This dual key system would increase the complexity of the various logic control circuits in the smart keys, programming station and alarm modules, but would provide an additional layer of security should the location using the improved security system of the present invention desire such an increased level of security. However, the preferred embodiment described previously is believed to provide adequate security protection for a merchandise system by the use of only a single key. However, the dual key system can be used without departing from the concept of the present invention.

Although the above description refers to the security code being a disarm code, it is understood that the code can activate and control other functions and features of the security device such as unlocking the device from the product, shutting off an alarm etc. without departing from the concept of the invention. Likewise, the various components of the logic circuit and resulting flow charts can easily be modified by one skilled in the art to achieve the same results. Also, the security code can be preset in the programming station at the factory or chosen by the customer, and if desired, be changed later by the customer, also without affecting the concept of the invention.

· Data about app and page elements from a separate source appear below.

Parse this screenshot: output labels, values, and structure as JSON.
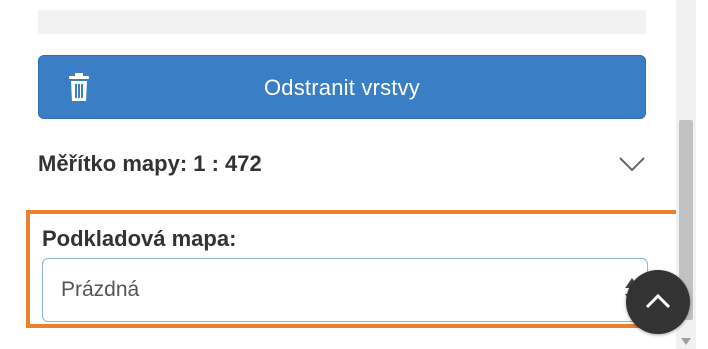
{
  "panel": {
    "delete_layers": {
      "label": "Odstranit vrstvy",
      "icon": "trash-icon"
    },
    "map_scale": {
      "label": "Měřítko mapy: 1 : 472",
      "icon": "chevron-down-icon"
    },
    "base_map": {
      "label": "Podkladová mapa:",
      "selected": "Prázdná",
      "icon": "select-updown-icon"
    }
  },
  "scroll_top_button": {
    "icon": "chevron-up-icon"
  },
  "colors": {
    "button_blue": "#3a7fc5",
    "highlight_orange": "#e8802e",
    "fab_dark": "#333333"
  }
}
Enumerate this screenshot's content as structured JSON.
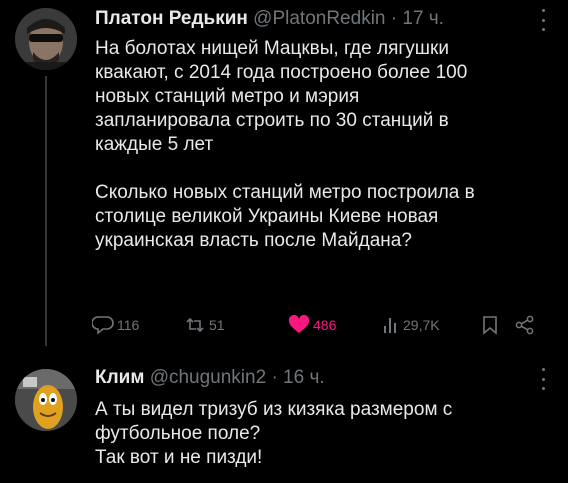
{
  "tweets": [
    {
      "author": {
        "display_name": "Платон Редькин",
        "handle": "@PlatonRedkin",
        "time": "· 17 ч."
      },
      "paragraphs": [
        "На болотах нищей Мацквы, где лягушки\nквакают, с 2014 года построено более 100\nновых станций метро и мэрия\nзапланировала строить по 30 станций в\nкаждые 5 лет",
        "Сколько новых станций метро построила в\nстолице великой Украины Киеве новая\nукраинская власть после Майдана?"
      ],
      "stats": {
        "replies": "116",
        "reposts": "51",
        "likes": "486",
        "views": "29,7K"
      }
    },
    {
      "author": {
        "display_name": "Клим",
        "handle": "@chugunkin2",
        "time": "· 16 ч."
      },
      "paragraphs": [
        "А ты видел тризуб из кизяка размером с\nфутбольное поле?\nТак вот и не пизди!"
      ]
    }
  ],
  "icons": {
    "reply": "speech-bubble-icon",
    "repost": "repost-arrows-icon",
    "like": "heart-icon",
    "views": "bar-chart-icon",
    "bookmark": "bookmark-icon",
    "share": "share-icon"
  },
  "colors": {
    "background": "#000000",
    "text": "#e7e9ea",
    "muted": "#71767b",
    "like_active": "#f91880"
  }
}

In the foregoing description, certain terms have been used for brevity, clearness, and understanding. No unnecessary limitations are to be implied therefrom beyond the requirement of the prior art because such terms are used for descriptive purposes and are intended to be broadly construed.

Moreover, the description and illustration of a preferred embodiment of the invention is an example and the invention is not limited to the exact details shown or described.

Referenced by
Citing PatentFiling datePublication dateApplicantTitle
US20120182146 *Jan 17, 2012Jul 19, 2012Invue Security Products Inc.Merchandise display security device for headphones
US20130063267 *Aug 13, 2012Mar 14, 2013Geoff YunkerPowered item attachment device
WO2013105980A2 *Jan 17, 2012Jul 18, 2013Invue Security Products Inc.Merchandise display security device for headphones
Classifications
U.S. Classification340/568.1
International ClassificationG08B13/14
Cooperative ClassificationG08B13/1445, G08B25/008
European ClassificationG08B25/00P, G08B13/14H
Legal Events
DateCodeEventDescription
Apr 29, 2010ASAssignment
Free format text: ASSIGNMENT OF ASSIGNORS INTEREST;ASSIGNORS:BELDEN, DENNIS D., JR.;FAWCETT, CHRISTOPHER J.;MARSILIO,RONALD M.;AND OTHERS;SIGNING DATES FROM 20061206 TO 20061212;REEL/FRAME:024311/0701
Owner name: ALPHA SECURITY PRODUCTS, INC., NORTH CAROLINA
Effective date: 20071031
Owner name: INVUE SECURITY PRODUCTS INC., NORTH CAROLINA
Free format text: CHANGE OF NAME;ASSIGNOR:ALPHA SECURITY PRODUCTS, INC.;REEL/FRAME:024313/0325